» **WHAT THE TASK ASKS**
Each entry should be set down exactly as written, except for any picture it holds.
▶
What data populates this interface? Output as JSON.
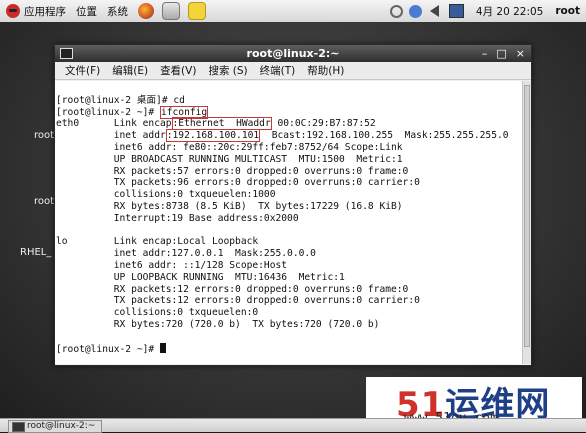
{
  "top_panel": {
    "apps_label": "应用程序",
    "places_label": "位置",
    "system_label": "系统",
    "clock": "4月 20 22:05",
    "user": "root",
    "icons": [
      "fedora-icon",
      "firefox-icon",
      "mail-icon",
      "notes-icon",
      "update-icon",
      "help-icon",
      "volume-icon",
      "network-icon"
    ]
  },
  "desktop": {
    "labels": [
      "root",
      "root",
      "RHEL_"
    ]
  },
  "window": {
    "title": "root@linux-2:~",
    "controls": [
      "–",
      "□",
      "×"
    ],
    "menus": [
      "文件(F)",
      "编辑(E)",
      "查看(V)",
      "搜索 (S)",
      "终端(T)",
      "帮助(H)"
    ]
  },
  "terminal": {
    "line1": "[root@linux-2 桌面]# cd",
    "prompt2": "[root@linux-2 ~]# ",
    "cmd2": "ifconfig",
    "eth0_link_pre": "eth0      Link encap",
    "eth0_link_hl": ":Ethernet  HWaddr",
    "eth0_link_post": " 00:0C:29:B7:87:52",
    "inet_pre": "          inet addr",
    "inet_hl": ":192.168.100.101",
    "inet_post": "  Bcast:192.168.100.255  Mask:255.255.255.0",
    "eth0_rest": [
      "          inet6 addr: fe80::20c:29ff:feb7:8752/64 Scope:Link",
      "          UP BROADCAST RUNNING MULTICAST  MTU:1500  Metric:1",
      "          RX packets:57 errors:0 dropped:0 overruns:0 frame:0",
      "          TX packets:96 errors:0 dropped:0 overruns:0 carrier:0",
      "          collisions:0 txqueuelen:1000",
      "          RX bytes:8738 (8.5 KiB)  TX bytes:17229 (16.8 KiB)",
      "          Interrupt:19 Base address:0x2000"
    ],
    "lo_lines": [
      "lo        Link encap:Local Loopback",
      "          inet addr:127.0.0.1  Mask:255.0.0.0",
      "          inet6 addr: ::1/128 Scope:Host",
      "          UP LOOPBACK RUNNING  MTU:16436  Metric:1",
      "          RX packets:12 errors:0 dropped:0 overruns:0 frame:0",
      "          TX packets:12 errors:0 dropped:0 overruns:0 carrier:0",
      "          collisions:0 txqueuelen:0",
      "          RX bytes:720 (720.0 b)  TX bytes:720 (720.0 b)"
    ],
    "final_prompt": "[root@linux-2 ~]# "
  },
  "taskbar": {
    "task_label": "root@linux-2:~"
  },
  "watermark": {
    "brand_num": "51",
    "brand_text": "运维网",
    "url": "www.51ou.com"
  }
}
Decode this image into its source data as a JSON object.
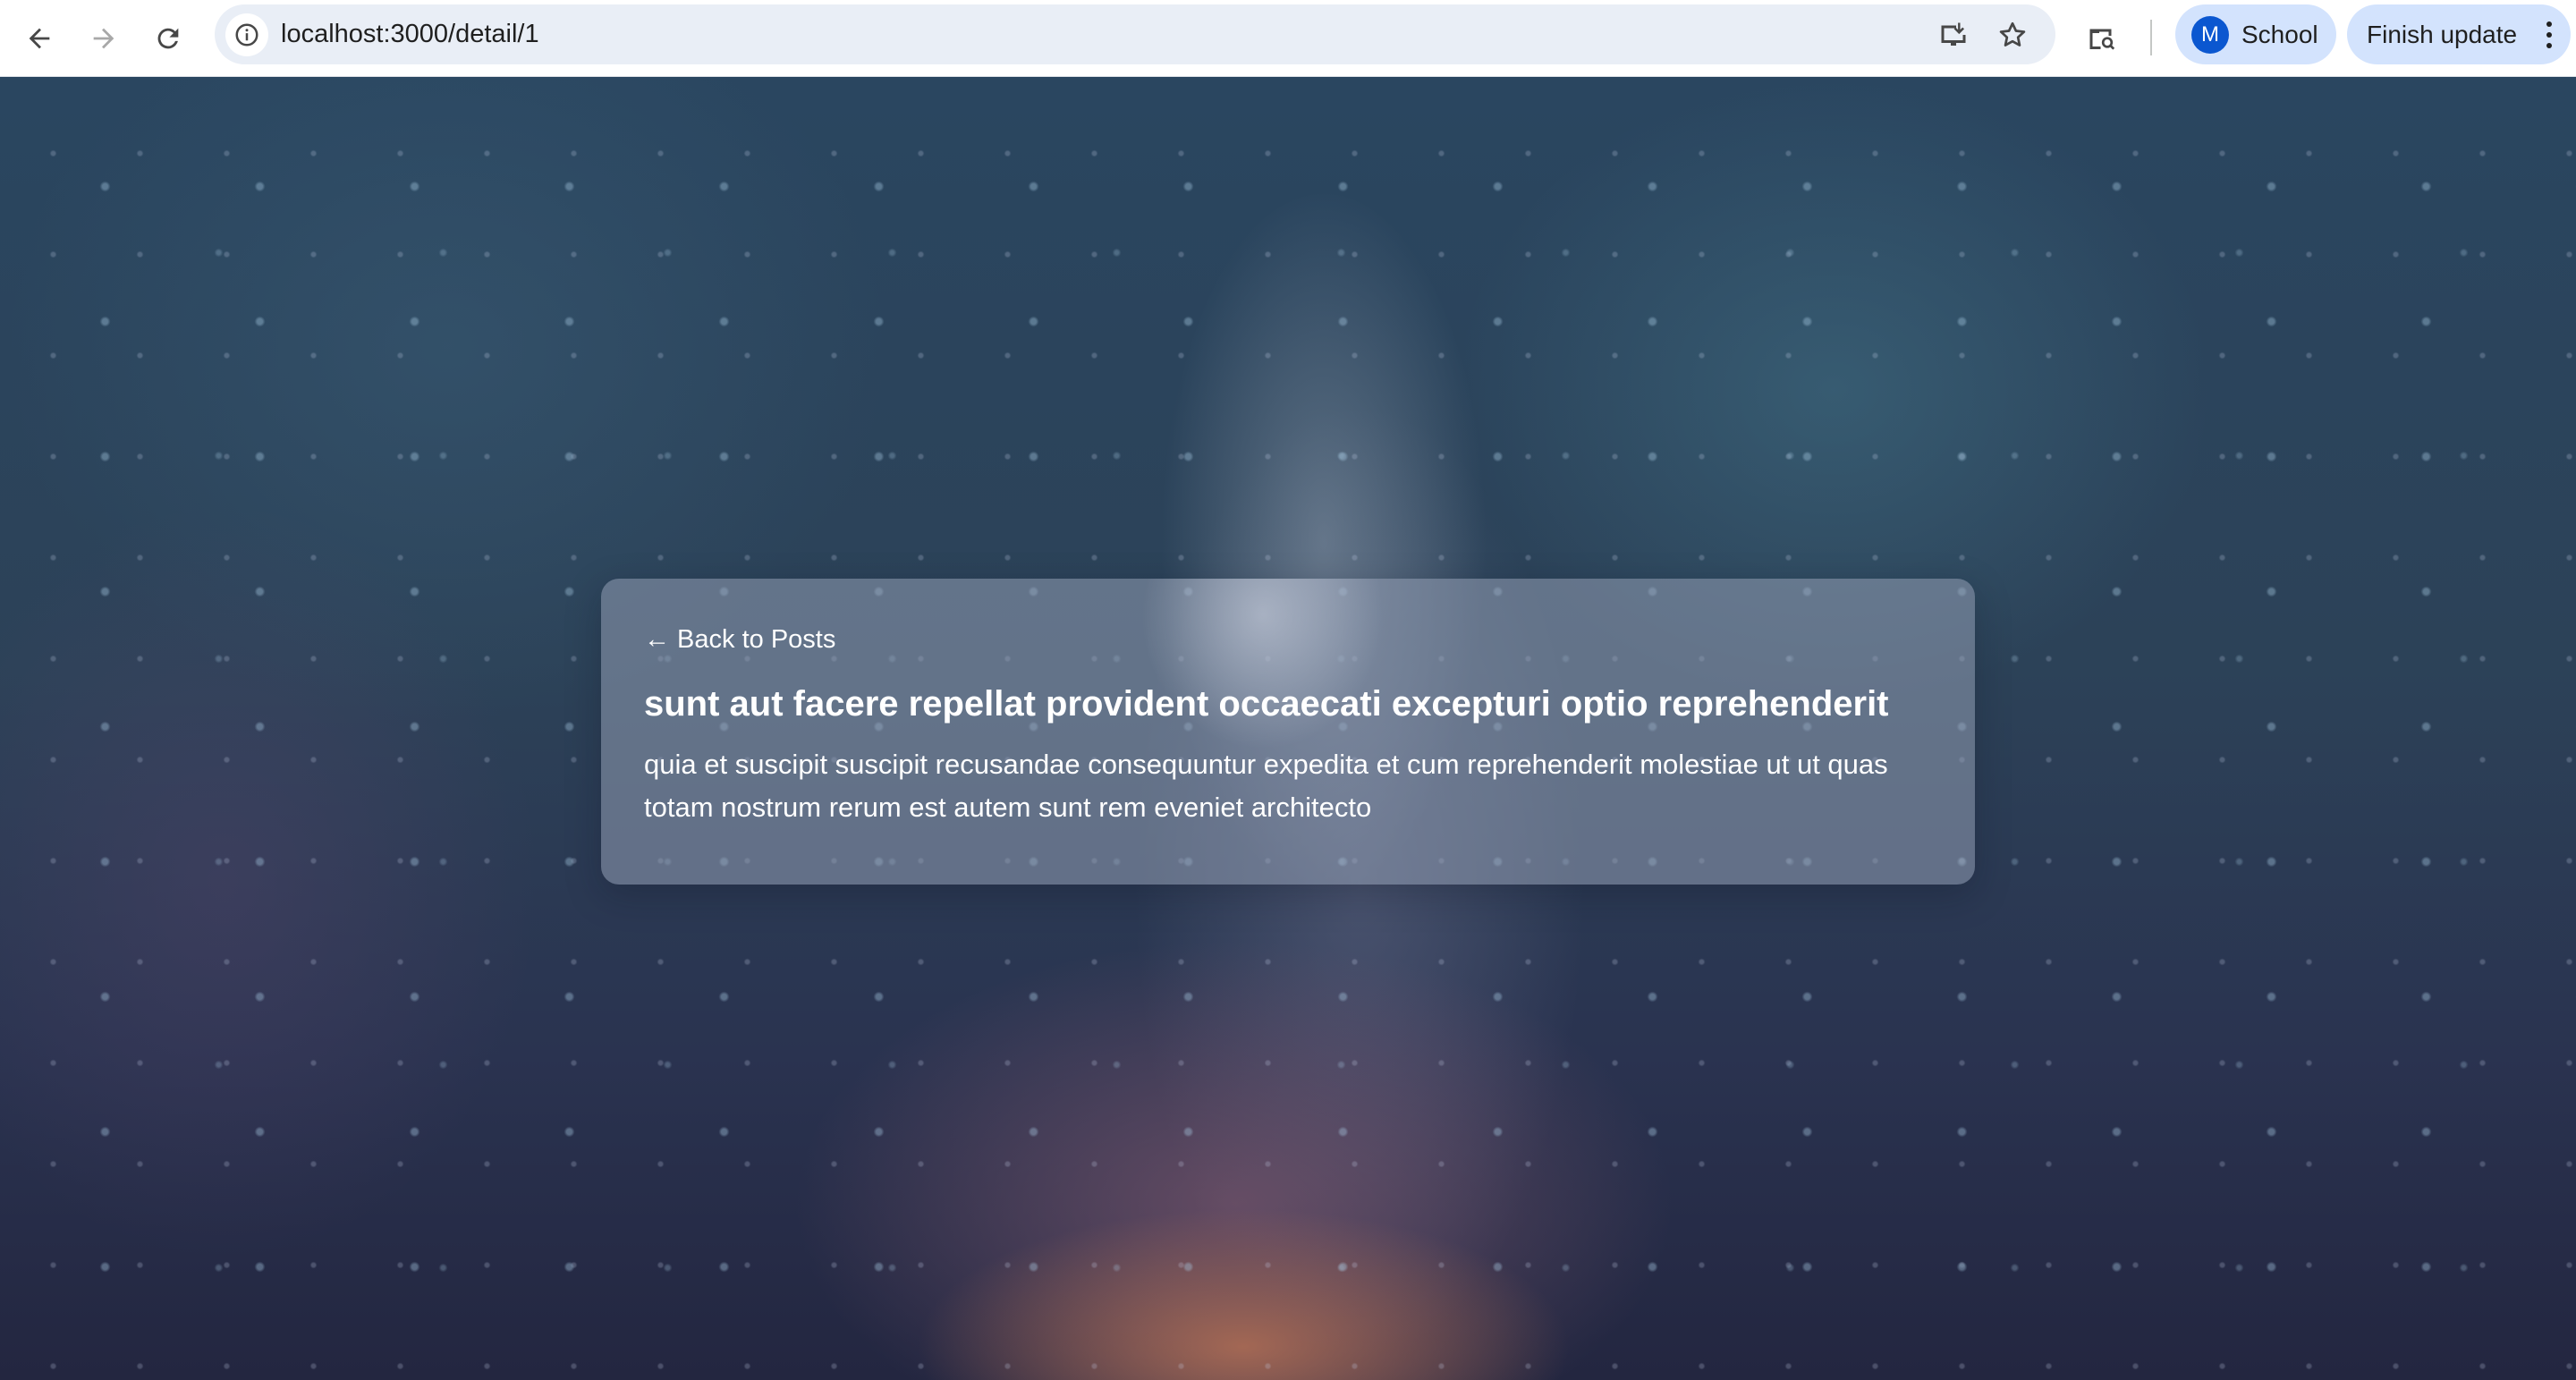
{
  "browser": {
    "url": "localhost:3000/detail/1",
    "profile": {
      "initial": "M",
      "name": "School"
    },
    "update_button": "Finish update",
    "icons": {
      "back": "arrow-left-icon",
      "forward": "arrow-right-icon",
      "reload": "reload-icon",
      "site_info": "info-icon",
      "install": "install-app-icon",
      "bookmark": "star-icon",
      "tab_search": "tab-search-icon",
      "menu": "kebab-menu-icon"
    }
  },
  "page": {
    "back_link": "← Back to Posts",
    "post": {
      "title": "sunt aut facere repellat provident occaecati excepturi optio reprehenderit",
      "body": "quia et suscipit suscipit recusandae consequuntur expedita et cum reprehenderit molestiae ut ut quas totam nostrum rerum est autem sunt rem eveniet architecto"
    }
  },
  "colors": {
    "toolbar_bg": "#ffffff",
    "omnibox_bg": "#e9eef6",
    "chip_bg": "#d3e3fd",
    "avatar_bg": "#0b57d0",
    "card_text": "#ffffff"
  }
}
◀
» **SOLVED PROBLEM**
What data populates this interface? Output as JSON.
{
  "top_panel": {
    "apps_label": "应用程序",
    "places_label": "位置",
    "system_label": "系统",
    "clock": "4月 20 22:05",
    "user": "root",
    "icons": [
      "fedora-icon",
      "firefox-icon",
      "mail-icon",
      "notes-icon",
      "update-icon",
      "help-icon",
      "volume-icon",
      "network-icon"
    ]
  },
  "desktop": {
    "labels": [
      "root",
      "root",
      "RHEL_"
    ]
  },
  "window": {
    "title": "root@linux-2:~",
    "controls": [
      "–",
      "□",
      "×"
    ],
    "menus": [
      "文件(F)",
      "编辑(E)",
      "查看(V)",
      "搜索 (S)",
      "终端(T)",
      "帮助(H)"
    ]
  },
  "terminal": {
    "line1": "[root@linux-2 桌面]# cd",
    "prompt2": "[root@linux-2 ~]# ",
    "cmd2": "ifconfig",
    "eth0_link_pre": "eth0      Link encap",
    "eth0_link_hl": ":Ethernet  HWaddr",
    "eth0_link_post": " 00:0C:29:B7:87:52",
    "inet_pre": "          inet addr",
    "inet_hl": ":192.168.100.101",
    "inet_post": "  Bcast:192.168.100.255  Mask:255.255.255.0",
    "eth0_rest": [
      "          inet6 addr: fe80::20c:29ff:feb7:8752/64 Scope:Link",
      "          UP BROADCAST RUNNING MULTICAST  MTU:1500  Metric:1",
      "          RX packets:57 errors:0 dropped:0 overruns:0 frame:0",
      "          TX packets:96 errors:0 dropped:0 overruns:0 carrier:0",
      "          collisions:0 txqueuelen:1000",
      "          RX bytes:8738 (8.5 KiB)  TX bytes:17229 (16.8 KiB)",
      "          Interrupt:19 Base address:0x2000"
    ],
    "lo_lines": [
      "lo        Link encap:Local Loopback",
      "          inet addr:127.0.0.1  Mask:255.0.0.0",
      "          inet6 addr: ::1/128 Scope:Host",
      "          UP LOOPBACK RUNNING  MTU:16436  Metric:1",
      "          RX packets:12 errors:0 dropped:0 overruns:0 frame:0",
      "          TX packets:12 errors:0 dropped:0 overruns:0 carrier:0",
      "          collisions:0 txqueuelen:0",
      "          RX bytes:720 (720.0 b)  TX bytes:720 (720.0 b)"
    ],
    "final_prompt": "[root@linux-2 ~]# "
  },
  "taskbar": {
    "task_label": "root@linux-2:~"
  },
  "watermark": {
    "brand_num": "51",
    "brand_text": "运维网",
    "url": "www.51ou.com"
  }
}
Decode this image into its source data as a JSON object.
{
  "browser": {
    "url": "localhost:3000/detail/1",
    "profile": {
      "initial": "M",
      "name": "School"
    },
    "update_button": "Finish update",
    "icons": {
      "back": "arrow-left-icon",
      "forward": "arrow-right-icon",
      "reload": "reload-icon",
      "site_info": "info-icon",
      "install": "install-app-icon",
      "bookmark": "star-icon",
      "tab_search": "tab-search-icon",
      "menu": "kebab-menu-icon"
    }
  },
  "page": {
    "back_link": "← Back to Posts",
    "post": {
      "title": "sunt aut facere repellat provident occaecati excepturi optio reprehenderit",
      "body": "quia et suscipit suscipit recusandae consequuntur expedita et cum reprehenderit molestiae ut ut quas totam nostrum rerum est autem sunt rem eveniet architecto"
    }
  },
  "colors": {
    "toolbar_bg": "#ffffff",
    "omnibox_bg": "#e9eef6",
    "chip_bg": "#d3e3fd",
    "avatar_bg": "#0b57d0",
    "card_text": "#ffffff"
  }
}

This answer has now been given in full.